Some of the advantages of green marketing are guaranteeing sustained long-term growth along with profitability, saving financial costs in the long run, though initially the cost might be more and helping companies’ market their products and services while keeping environment aspects in mind (Sinai). Business theory #2- Brand Positioning Map (Kelly) Since there is a hazy line between a firm being successful and their use of green marketing, seen with P and Milliner, a brand position map can help evaluate successes and failures of green marketing.
This brand-positioning map will include both firms that produce Fang’s without the use of green marketing and businesses that do utilize it. Not all these brands presented are involved in producing FMC, however for this investigation’s purpose, only their packaged consumer goods are kept in mind. The axis of the brand-positioning map has been altered in order to evaluate different businesses in the perception of green marketing. Note: The following plots were marked by myself based on Judgment and research of the following firms.
After specific research from annual reports, customer reviews and company besides pertaining to their contribution to protecting the environment, this brand position map was created. Here, we can observe that companies that do not use green marketing to show a positive impact on the environment, can be perceived as cowboy brands even when in the regular marketing world they would be perceived as Premium brands, such as Esteem lauder.
At the same time, companies such as The Body Shop and Johnson & Johnson are placed relatively in the same position as they would with a regular brand-positioning map. This is because they would be considered as products with high quality and priced at a regular to expensive price.
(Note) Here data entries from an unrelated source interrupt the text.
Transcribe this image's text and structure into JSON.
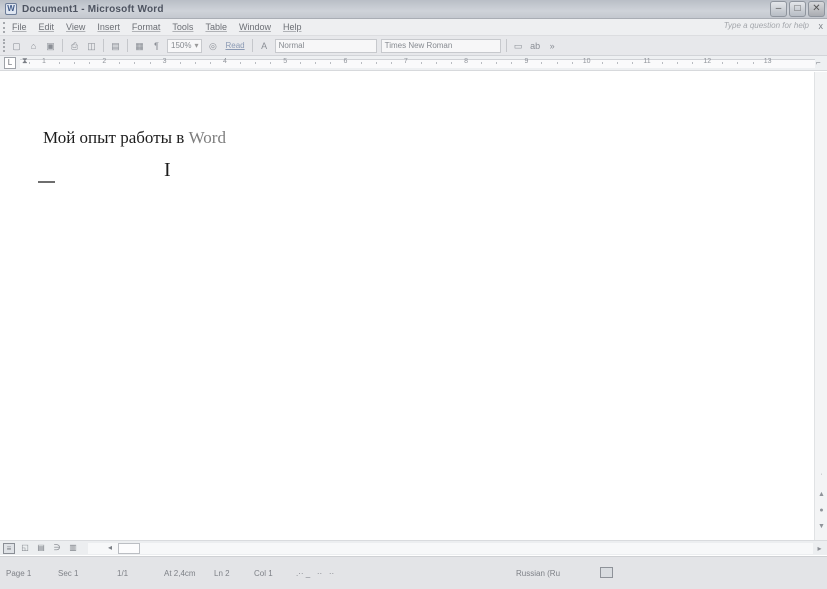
{
  "window": {
    "title": "Document1 - Microsoft Word",
    "min_icon": "minimize-icon",
    "max_icon": "maximize-icon",
    "close_icon": "close-icon"
  },
  "menu": {
    "items": [
      "File",
      "Edit",
      "View",
      "Insert",
      "Format",
      "Tools",
      "Table",
      "Window",
      "Help"
    ],
    "ask_placeholder": "Type a question for help",
    "close_label": "x"
  },
  "toolbar": {
    "zoom": "150%",
    "read_label": "Read",
    "style": "Normal",
    "font": "Times New Roman",
    "pilcrow": "¶"
  },
  "ruler": {
    "numbers": [
      "1",
      "2",
      "3",
      "4",
      "5",
      "6",
      "7",
      "8",
      "9",
      "10",
      "11",
      "12",
      "13"
    ]
  },
  "document": {
    "heading_text": "Мой опыт работы в ",
    "heading_word": "Word",
    "cursor_glyph": "I"
  },
  "status": {
    "page": "Page 1",
    "sec": "Sec 1",
    "pages": "1/1",
    "at": "At 2,4cm",
    "ln": "Ln 2",
    "col": "Col 1",
    "language": "Russian (Ru"
  }
}
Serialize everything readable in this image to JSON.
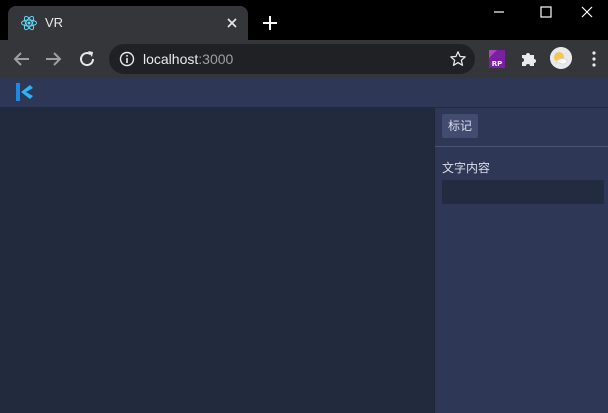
{
  "browser": {
    "tab_title": "VR",
    "url_host": "localhost",
    "url_port": ":3000",
    "extension_rp_label": "RP"
  },
  "side_panel": {
    "mark_tab_label": "标记",
    "text_content_label": "文字内容",
    "text_content_value": ""
  },
  "colors": {
    "app_header": "#2e3756",
    "canvas": "#222a3d",
    "panel": "#2e3756",
    "accent_logo": "#29b6f6"
  },
  "icons": [
    "react-favicon-icon",
    "close-icon",
    "plus-icon",
    "minimize-icon",
    "maximize-icon",
    "window-close-icon",
    "back-arrow-icon",
    "forward-arrow-icon",
    "reload-icon",
    "info-icon",
    "star-icon",
    "rp-extension-icon",
    "puzzle-icon",
    "avatar",
    "kebab-menu-icon",
    "app-logo-icon"
  ]
}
Therefore, if we were to compare an overall competitive advantage of brand image for these firms, the firms that use green-marketing are able to sustain their brand image whereas, companies that don’t, fall behind in terms of brand image when it comes to green marketing.
Conclusion: The question that was researched was how effective is green marketing in terms of competitive advantage of brand image for fast-moving consumer goods? From the research it can be seen that market shares of Milliner and P&G did improve after trying to create a more “ecological” brand image, however it is important to note that his might not be only because of their new marketing strategies. Therefore to evaluate the firm’s technique of green marketing, the CARS diagram was implemented on the two firms.
Here it was seen that firm’s that follow out the CARS chart tend to have a greater positive output. On the other hand, firm’s that practice false CARS methods tend to fall into the category of “greenmailing” From this investigation, it can be suggested that using green marketing can have a positive impact on a firm if the firm tries to stick to ethical ways of improving ecological problems instead of using it as a strategy to make money.
Consequently green marketing can be beneficial for competitive advantage since consumers are attracted to this strategy, however it can be detrimental to a firm’s image as well if not implemented in the right way. Nevertheless, when it comes to the brand image of a firm compared to not using any green marketing at all, companies are able to fall back on a strong brand image if green marketing is not utilized. By analyzing the effects of green marketing, greenmailing and overall brand image, it can be seen that the concept of green marketing isn’t always an easy concept (Sahara).